College admissions counselors are impressed by students who spend their summers working. They can infer that you are responsible, mature, capable of making a commitment and can manage your time—all skills that will serve you well in college. The specific job(s) you include on your application also showcase your personal attributes, skills and interests. This is the information an admissions counselor needs to determine if you will be a good fit for the college and how you will contribute to the campus community. When filling out your college application, think about what you want admissions counselors to know about you and intentionally describe your summer job to clearly deliver your message.
There are four places on the Common Application where students can highlight their employment experience. Your choice of where to feature a summer job will depend upon how significant the job is in showcasing your skills, interests and personal attributes compared with your other activities.
1. Activities Section of the Common Application
In the Activities section of the Common Application, students can list and briefly describe up to ten activities. If you choose to discuss your summer job here, your description should include specific responsibilities, the hard skills you acquired and/or how soft skills were applied on the job.
2. College Essay/Personal Statement
You may choose your summer job as your college essay topic. The purpose of the essay is to tell admissions counselors something that isn’t reflected in any other part of the application and give the them a sense of your character, personality and interests. Your essay should not simply describe your job. It should show something deeper such as how the job changed you or how it enhanced or expanded your transferable skills. Rather than write the entire essay about a summer employment experience, you might use experiences at the job as examples to support the thesis of your essay.

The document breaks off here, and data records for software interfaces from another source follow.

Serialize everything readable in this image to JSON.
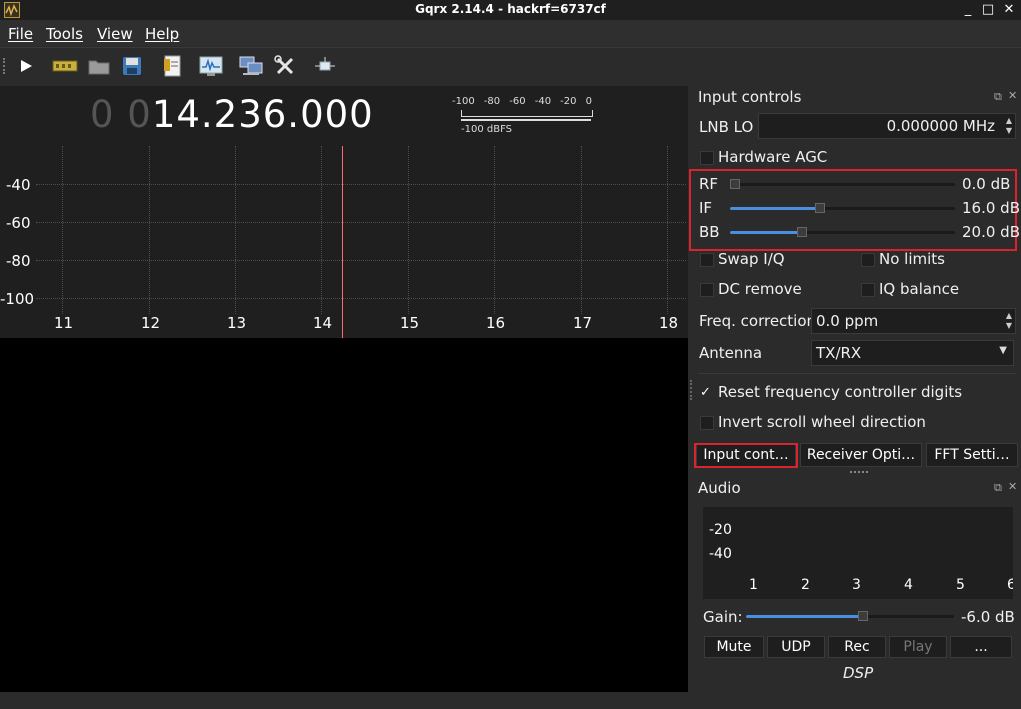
{
  "window": {
    "title": "Gqrx 2.14.4 - hackrf=6737cf",
    "controls": {
      "minimize": "_",
      "maximize": "□",
      "close": "✕"
    }
  },
  "menu": {
    "file": "File",
    "tools": "Tools",
    "view": "View",
    "help": "Help"
  },
  "toolbar": {
    "icons": [
      "play-icon",
      "hardware-icon",
      "open-folder-icon",
      "save-icon",
      "notes-icon",
      "spectrum-icon",
      "remote-control-icon",
      "settings-tools-icon",
      "center-icon"
    ]
  },
  "frequency": {
    "leading_dim": "0 0",
    "value": "14.236.000"
  },
  "signal_meter": {
    "scale": [
      "-100",
      "-80",
      "-60",
      "-40",
      "-20",
      "0"
    ],
    "label": "-100 dBFS"
  },
  "fft_plot": {
    "y_labels": [
      "-40",
      "-60",
      "-80",
      "-100"
    ],
    "x_labels": [
      "11",
      "12",
      "13",
      "14",
      "15",
      "16",
      "17",
      "18"
    ]
  },
  "input_controls": {
    "title": "Input controls",
    "lnb_lo": {
      "label": "LNB LO",
      "value": "0.000000 MHz"
    },
    "hardware_agc": {
      "label": "Hardware AGC",
      "checked": false
    },
    "gains": [
      {
        "name": "RF",
        "value": "0.0 dB",
        "level": 0.0
      },
      {
        "name": "IF",
        "value": "16.0 dB",
        "level": 0.4
      },
      {
        "name": "BB",
        "value": "20.0 dB",
        "level": 0.31
      }
    ],
    "swap_iq": {
      "label": "Swap I/Q",
      "checked": false
    },
    "no_limits": {
      "label": "No limits",
      "checked": false
    },
    "dc_remove": {
      "label": "DC remove",
      "checked": false
    },
    "iq_balance": {
      "label": "IQ balance",
      "checked": false
    },
    "freq_correction": {
      "label": "Freq. correction",
      "value": "0.0 ppm"
    },
    "antenna": {
      "label": "Antenna",
      "value": "TX/RX"
    },
    "reset_digits": {
      "label": "Reset frequency controller digits",
      "checked": true,
      "mark": "✓"
    },
    "invert_scroll": {
      "label": "Invert scroll wheel direction",
      "checked": false
    }
  },
  "tabs": [
    "Input cont…",
    "Receiver Opti…",
    "FFT Setti…"
  ],
  "audio": {
    "title": "Audio",
    "y_labels": [
      "-20",
      "-40"
    ],
    "x_labels": [
      "1",
      "2",
      "3",
      "4",
      "5",
      "6"
    ],
    "gain_label": "Gain:",
    "gain_value": "-6.0 dB",
    "gain_level": 0.56,
    "buttons": [
      "Mute",
      "UDP",
      "Rec",
      "Play",
      "..."
    ],
    "dsp_label": "DSP"
  },
  "colors": {
    "accent": "#4a90e2",
    "highlight": "#d9232e",
    "marker": "#ff6b6b"
  }
}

3. Letter of Recommendation
While many colleges require applicants to send letters of recommendation from only teachers and the school counselor, some will also allow an additional letter. If this is the case, you may choose to ask your employer to write a letter of recommendation that focuses on your skills, positive attitude or a time your contribution to the business or organization went well beyond what is expected.
4. Additional Information Section of the Common Application

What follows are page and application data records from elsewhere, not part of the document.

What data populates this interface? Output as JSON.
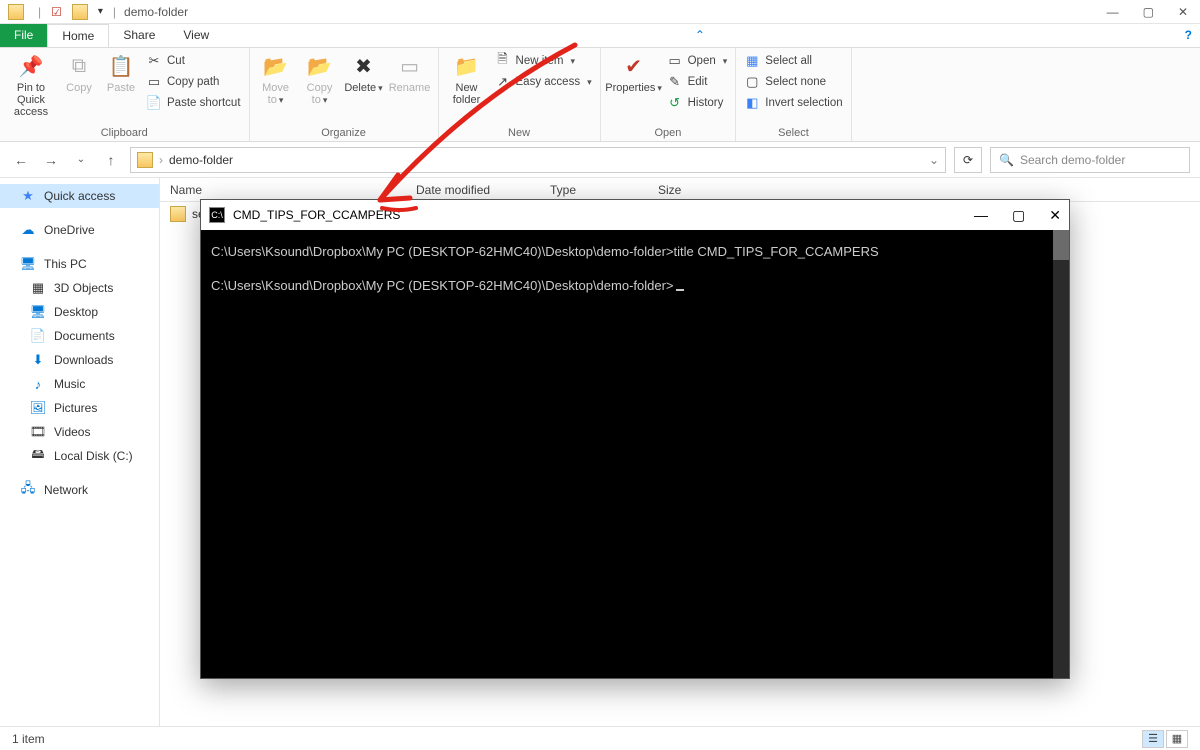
{
  "titlebar": {
    "title": "demo-folder"
  },
  "wincontrols": {
    "min": "—",
    "max": "▢",
    "close": "✕"
  },
  "tabs": {
    "file": "File",
    "home": "Home",
    "share": "Share",
    "view": "View"
  },
  "ribbon": {
    "clipboard": {
      "pin": "Pin to Quick access",
      "copy": "Copy",
      "paste": "Paste",
      "cut": "Cut",
      "copypath": "Copy path",
      "pasteshort": "Paste shortcut",
      "label": "Clipboard"
    },
    "organize": {
      "moveto": "Move to",
      "copyto": "Copy to",
      "delete": "Delete",
      "rename": "Rename",
      "label": "Organize"
    },
    "new": {
      "newfolder": "New folder",
      "newitem": "New item",
      "easyaccess": "Easy access",
      "label": "New"
    },
    "open": {
      "properties": "Properties",
      "open": "Open",
      "edit": "Edit",
      "history": "History",
      "label": "Open"
    },
    "select": {
      "all": "Select all",
      "none": "Select none",
      "invert": "Invert selection",
      "label": "Select"
    }
  },
  "nav": {
    "breadcrumb": "demo-folder",
    "search_placeholder": "Search demo-folder"
  },
  "columns": {
    "name": "Name",
    "date": "Date modified",
    "type": "Type",
    "size": "Size"
  },
  "file": {
    "name": "se"
  },
  "sidebar": {
    "quick": "Quick access",
    "onedrive": "OneDrive",
    "thispc": "This PC",
    "items": [
      "3D Objects",
      "Desktop",
      "Documents",
      "Downloads",
      "Music",
      "Pictures",
      "Videos",
      "Local Disk (C:)"
    ],
    "network": "Network"
  },
  "status": {
    "text": "1 item"
  },
  "cmd": {
    "title": "CMD_TIPS_FOR_CCAMPERS",
    "line1_prompt": "C:\\Users\\Ksound\\Dropbox\\My PC (DESKTOP-62HMC40)\\Desktop\\demo-folder>",
    "line1_cmd": "title CMD_TIPS_FOR_CCAMPERS",
    "line2_prompt": "C:\\Users\\Ksound\\Dropbox\\My PC (DESKTOP-62HMC40)\\Desktop\\demo-folder>"
  }
}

The Additional Information section of the Common Application is optional. If listing and briefly describing your summer job in the Activities section of the Common Application does not adequately convey the important role your job has played in your life AND your main college essay is about something other than your summer job, you may want to use the Additional Information section of the Common Application to expand on the impact of your summer job. For example, you may want to explain how your work experience will affect your involvement at your future campus or what you have learned from the job that will influence your decisions regarding future internships, your college major and your career choice. Additionally, it may be helpful for college admissions counselors to know how your summer job has influenced your values and beliefs or has significantly impacted who you are as a person.
How to showcase your summer job on your college application is up to you. If your summer job has little meaning beyond providing you with spending money, then it doesn’t warrant a prominent place on your application. List and briefly describe it in the Activities section and save the main essay or the Additional Information section to talk about an activity or experience that is more significant to you. But if your summer job experience has had a greater impact or demonstrates a core aspect of your character, values or trajectory in life, carefully consider how you can highlight that in your application.
About the Author: Michelle McAnaney is the founder of The College Spy, a full service independent educational consulting firm that assists students and families across the US and internationally with the college selection and application process. Prior to founding The College Spy, Michelle was a guidance counselor and educator for more than 15 years, including serving as the Director of Guidance at two high schools, an adjunct college professor and a GED tutor. Michelle holds a master’s degree in school counseling and a bachelor’s degree in human development. She completed UC Irvine’s certificate program in educational consulting and is a MBTI (Myers-Briggs Type Indicator) Certified Practitioner and a NLP (Neuro-Linguistic Programming) Master Practitioner. Michelle visits over 40 colleges each year so that she has first-hand knowledge of the colleges and universities her clients will be considering. You can find her on Facebook, Twitter, Instagram, LinkedIn and on The College Spy Podcast.